### To do
Every line of the data needs to be returned exactly.

(Page and application data records)
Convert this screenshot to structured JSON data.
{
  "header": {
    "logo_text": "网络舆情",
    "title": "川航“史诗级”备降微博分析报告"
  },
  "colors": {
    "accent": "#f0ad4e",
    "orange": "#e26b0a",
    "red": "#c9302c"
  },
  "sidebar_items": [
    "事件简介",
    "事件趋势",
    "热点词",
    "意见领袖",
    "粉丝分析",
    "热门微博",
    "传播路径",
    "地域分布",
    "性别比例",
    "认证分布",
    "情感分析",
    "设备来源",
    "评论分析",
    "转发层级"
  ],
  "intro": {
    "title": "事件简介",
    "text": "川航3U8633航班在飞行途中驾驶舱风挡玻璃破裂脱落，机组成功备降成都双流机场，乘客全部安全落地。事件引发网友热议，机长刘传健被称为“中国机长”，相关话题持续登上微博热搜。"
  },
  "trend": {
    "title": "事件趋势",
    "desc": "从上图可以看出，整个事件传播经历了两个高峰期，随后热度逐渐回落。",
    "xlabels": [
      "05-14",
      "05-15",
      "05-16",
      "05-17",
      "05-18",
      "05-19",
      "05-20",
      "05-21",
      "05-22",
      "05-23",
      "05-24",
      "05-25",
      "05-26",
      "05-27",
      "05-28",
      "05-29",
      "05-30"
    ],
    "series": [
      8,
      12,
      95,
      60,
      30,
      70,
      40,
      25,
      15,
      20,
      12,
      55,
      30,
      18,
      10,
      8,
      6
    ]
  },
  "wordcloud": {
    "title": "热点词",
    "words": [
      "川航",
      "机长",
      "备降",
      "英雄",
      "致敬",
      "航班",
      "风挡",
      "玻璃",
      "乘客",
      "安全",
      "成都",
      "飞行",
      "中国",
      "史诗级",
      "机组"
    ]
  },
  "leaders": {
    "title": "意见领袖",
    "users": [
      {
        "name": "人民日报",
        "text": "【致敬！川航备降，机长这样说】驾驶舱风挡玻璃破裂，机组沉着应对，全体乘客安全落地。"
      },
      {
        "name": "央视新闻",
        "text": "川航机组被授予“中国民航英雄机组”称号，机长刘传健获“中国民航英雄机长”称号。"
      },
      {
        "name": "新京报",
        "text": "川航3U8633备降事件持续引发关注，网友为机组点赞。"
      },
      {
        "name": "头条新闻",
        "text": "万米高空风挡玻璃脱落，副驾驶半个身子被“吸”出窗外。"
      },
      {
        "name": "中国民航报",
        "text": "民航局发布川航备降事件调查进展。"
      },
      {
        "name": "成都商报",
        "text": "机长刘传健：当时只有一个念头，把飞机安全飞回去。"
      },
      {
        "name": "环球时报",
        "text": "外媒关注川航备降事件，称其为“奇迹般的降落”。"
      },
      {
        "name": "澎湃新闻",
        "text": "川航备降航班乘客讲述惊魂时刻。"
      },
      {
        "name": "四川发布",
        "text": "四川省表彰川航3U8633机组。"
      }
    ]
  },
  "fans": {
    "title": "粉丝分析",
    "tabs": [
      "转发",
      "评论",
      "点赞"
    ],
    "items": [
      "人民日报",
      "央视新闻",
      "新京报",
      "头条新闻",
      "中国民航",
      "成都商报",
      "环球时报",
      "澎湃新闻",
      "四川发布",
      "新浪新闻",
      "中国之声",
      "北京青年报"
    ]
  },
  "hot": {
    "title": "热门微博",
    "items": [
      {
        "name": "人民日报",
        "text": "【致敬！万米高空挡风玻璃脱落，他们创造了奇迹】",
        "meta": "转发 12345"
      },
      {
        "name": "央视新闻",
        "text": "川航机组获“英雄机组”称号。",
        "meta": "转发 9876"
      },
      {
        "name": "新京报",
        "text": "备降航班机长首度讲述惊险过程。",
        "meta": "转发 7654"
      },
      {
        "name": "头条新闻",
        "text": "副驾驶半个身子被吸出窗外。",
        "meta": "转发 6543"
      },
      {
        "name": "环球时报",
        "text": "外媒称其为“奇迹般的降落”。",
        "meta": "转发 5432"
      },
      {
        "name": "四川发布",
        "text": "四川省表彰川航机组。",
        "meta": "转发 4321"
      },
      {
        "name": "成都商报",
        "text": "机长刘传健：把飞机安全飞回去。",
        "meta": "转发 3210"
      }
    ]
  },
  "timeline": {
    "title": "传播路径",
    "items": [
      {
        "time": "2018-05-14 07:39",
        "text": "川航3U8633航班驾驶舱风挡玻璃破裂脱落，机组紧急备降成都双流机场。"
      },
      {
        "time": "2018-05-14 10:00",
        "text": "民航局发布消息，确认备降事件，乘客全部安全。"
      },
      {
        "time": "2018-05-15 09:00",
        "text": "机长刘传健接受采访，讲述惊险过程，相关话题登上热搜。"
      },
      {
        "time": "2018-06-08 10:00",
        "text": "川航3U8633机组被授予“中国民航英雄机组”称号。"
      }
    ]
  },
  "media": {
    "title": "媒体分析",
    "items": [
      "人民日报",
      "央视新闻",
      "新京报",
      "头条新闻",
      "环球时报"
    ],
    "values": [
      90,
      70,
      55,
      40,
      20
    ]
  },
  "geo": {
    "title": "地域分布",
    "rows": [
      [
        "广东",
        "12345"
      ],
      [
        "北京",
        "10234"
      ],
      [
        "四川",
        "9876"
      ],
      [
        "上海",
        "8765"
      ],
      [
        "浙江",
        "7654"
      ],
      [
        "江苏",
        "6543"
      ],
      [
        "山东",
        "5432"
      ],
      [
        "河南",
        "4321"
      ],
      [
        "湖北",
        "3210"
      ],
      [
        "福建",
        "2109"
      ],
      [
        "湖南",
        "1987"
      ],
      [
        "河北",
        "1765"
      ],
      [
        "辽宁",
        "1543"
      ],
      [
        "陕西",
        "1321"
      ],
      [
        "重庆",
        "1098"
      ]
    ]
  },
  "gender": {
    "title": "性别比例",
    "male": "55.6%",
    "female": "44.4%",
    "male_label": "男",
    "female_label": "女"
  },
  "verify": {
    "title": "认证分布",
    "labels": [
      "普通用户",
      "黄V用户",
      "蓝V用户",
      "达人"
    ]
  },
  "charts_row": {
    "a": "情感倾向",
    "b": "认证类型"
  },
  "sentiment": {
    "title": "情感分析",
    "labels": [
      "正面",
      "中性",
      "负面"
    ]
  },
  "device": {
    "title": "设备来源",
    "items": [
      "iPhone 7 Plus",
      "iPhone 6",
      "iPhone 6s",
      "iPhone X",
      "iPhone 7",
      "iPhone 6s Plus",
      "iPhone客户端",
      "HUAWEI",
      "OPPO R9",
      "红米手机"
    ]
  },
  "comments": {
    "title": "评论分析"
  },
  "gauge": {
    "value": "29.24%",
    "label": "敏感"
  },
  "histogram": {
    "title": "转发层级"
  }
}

### Output for this task
Convert this screenshot to structured JSON data.
{
  "header": {
    "logo_text": "网络舆情",
    "title": "川航“史诗级”备降微博分析报告"
  },
  "colors": {
    "accent": "#f0ad4e",
    "orange": "#e26b0a",
    "red": "#c9302c"
  },
  "sidebar_items": [
    "事件简介",
    "事件趋势",
    "热点词",
    "意见领袖",
    "粉丝分析",
    "热门微博",
    "传播路径",
    "地域分布",
    "性别比例",
    "认证分布",
    "情感分析",
    "设备来源",
    "评论分析",
    "转发层级"
  ],
  "intro": {
    "title": "事件简介",
    "text": "川航3U8633航班在飞行途中驾驶舱风挡玻璃破裂脱落，机组成功备降成都双流机场，乘客全部安全落地。事件引发网友热议，机长刘传健被称为“中国机长”，相关话题持续登上微博热搜。"
  },
  "trend": {
    "title": "事件趋势",
    "desc": "从上图可以看出，整个事件传播经历了两个高峰期，随后热度逐渐回落。",
    "xlabels": [
      "05-14",
      "05-15",
      "05-16",
      "05-17",
      "05-18",
      "05-19",
      "05-20",
      "05-21",
      "05-22",
      "05-23",
      "05-24",
      "05-25",
      "05-26",
      "05-27",
      "05-28",
      "05-29",
      "05-30"
    ],
    "series": [
      8,
      12,
      95,
      60,
      30,
      70,
      40,
      25,
      15,
      20,
      12,
      55,
      30,
      18,
      10,
      8,
      6
    ]
  },
  "wordcloud": {
    "title": "热点词",
    "words": [
      "川航",
      "机长",
      "备降",
      "英雄",
      "致敬",
      "航班",
      "风挡",
      "玻璃",
      "乘客",
      "安全",
      "成都",
      "飞行",
      "中国",
      "史诗级",
      "机组"
    ]
  },
  "leaders": {
    "title": "意见领袖",
    "users": [
      {
        "name": "人民日报",
        "text": "【致敬！川航备降，机长这样说】驾驶舱风挡玻璃破裂，机组沉着应对，全体乘客安全落地。"
      },
      {
        "name": "央视新闻",
        "text": "川航机组被授予“中国民航英雄机组”称号，机长刘传健获“中国民航英雄机长”称号。"
      },
      {
        "name": "新京报",
        "text": "川航3U8633备降事件持续引发关注，网友为机组点赞。"
      },
      {
        "name": "头条新闻",
        "text": "万米高空风挡玻璃脱落，副驾驶半个身子被“吸”出窗外。"
      },
      {
        "name": "中国民航报",
        "text": "民航局发布川航备降事件调查进展。"
      },
      {
        "name": "成都商报",
        "text": "机长刘传健：当时只有一个念头，把飞机安全飞回去。"
      },
      {
        "name": "环球时报",
        "text": "外媒关注川航备降事件，称其为“奇迹般的降落”。"
      },
      {
        "name": "澎湃新闻",
        "text": "川航备降航班乘客讲述惊魂时刻。"
      },
      {
        "name": "四川发布",
        "text": "四川省表彰川航3U8633机组。"
      }
    ]
  },
  "fans": {
    "title": "粉丝分析",
    "tabs": [
      "转发",
      "评论",
      "点赞"
    ],
    "items": [
      "人民日报",
      "央视新闻",
      "新京报",
      "头条新闻",
      "中国民航",
      "成都商报",
      "环球时报",
      "澎湃新闻",
      "四川发布",
      "新浪新闻",
      "中国之声",
      "北京青年报"
    ]
  },
  "hot": {
    "title": "热门微博",
    "items": [
      {
        "name": "人民日报",
        "text": "【致敬！万米高空挡风玻璃脱落，他们创造了奇迹】",
        "meta": "转发 12345"
      },
      {
        "name": "央视新闻",
        "text": "川航机组获“英雄机组”称号。",
        "meta": "转发 9876"
      },
      {
        "name": "新京报",
        "text": "备降航班机长首度讲述惊险过程。",
        "meta": "转发 7654"
      },
      {
        "name": "头条新闻",
        "text": "副驾驶半个身子被吸出窗外。",
        "meta": "转发 6543"
      },
      {
        "name": "环球时报",
        "text": "外媒称其为“奇迹般的降落”。",
        "meta": "转发 5432"
      },
      {
        "name": "四川发布",
        "text": "四川省表彰川航机组。",
        "meta": "转发 4321"
      },
      {
        "name": "成都商报",
        "text": "机长刘传健：把飞机安全飞回去。",
        "meta": "转发 3210"
      }
    ]
  },
  "timeline": {
    "title": "传播路径",
    "items": [
      {
        "time": "2018-05-14 07:39",
        "text": "川航3U8633航班驾驶舱风挡玻璃破裂脱落，机组紧急备降成都双流机场。"
      },
      {
        "time": "2018-05-14 10:00",
        "text": "民航局发布消息，确认备降事件，乘客全部安全。"
      },
      {
        "time": "2018-05-15 09:00",
        "text": "机长刘传健接受采访，讲述惊险过程，相关话题登上热搜。"
      },
      {
        "time": "2018-06-08 10:00",
        "text": "川航3U8633机组被授予“中国民航英雄机组”称号。"
      }
    ]
  },
  "media": {
    "title": "媒体分析",
    "items": [
      "人民日报",
      "央视新闻",
      "新京报",
      "头条新闻",
      "环球时报"
    ],
    "values": [
      90,
      70,
      55,
      40,
      20
    ]
  },
  "geo": {
    "title": "地域分布",
    "rows": [
      [
        "广东",
        "12345"
      ],
      [
        "北京",
        "10234"
      ],
      [
        "四川",
        "9876"
      ],
      [
        "上海",
        "8765"
      ],
      [
        "浙江",
        "7654"
      ],
      [
        "江苏",
        "6543"
      ],
      [
        "山东",
        "5432"
      ],
      [
        "河南",
        "4321"
      ],
      [
        "湖北",
        "3210"
      ],
      [
        "福建",
        "2109"
      ],
      [
        "湖南",
        "1987"
      ],
      [
        "河北",
        "1765"
      ],
      [
        "辽宁",
        "1543"
      ],
      [
        "陕西",
        "1321"
      ],
      [
        "重庆",
        "1098"
      ]
    ]
  },
  "gender": {
    "title": "性别比例",
    "male": "55.6%",
    "female": "44.4%",
    "male_label": "男",
    "female_label": "女"
  },
  "verify": {
    "title": "认证分布",
    "labels": [
      "普通用户",
      "黄V用户",
      "蓝V用户",
      "达人"
    ]
  },
  "charts_row": {
    "a": "情感倾向",
    "b": "认证类型"
  },
  "sentiment": {
    "title": "情感分析",
    "labels": [
      "正面",
      "中性",
      "负面"
    ]
  },
  "device": {
    "title": "设备来源",
    "items": [
      "iPhone 7 Plus",
      "iPhone 6",
      "iPhone 6s",
      "iPhone X",
      "iPhone 7",
      "iPhone 6s Plus",
      "iPhone客户端",
      "HUAWEI",
      "OPPO R9",
      "红米手机"
    ]
  },
  "comments": {
    "title": "评论分析"
  },
  "gauge": {
    "value": "29.24%",
    "label": "敏感"
  },
  "histogram": {
    "title": "转发层级"
  }
}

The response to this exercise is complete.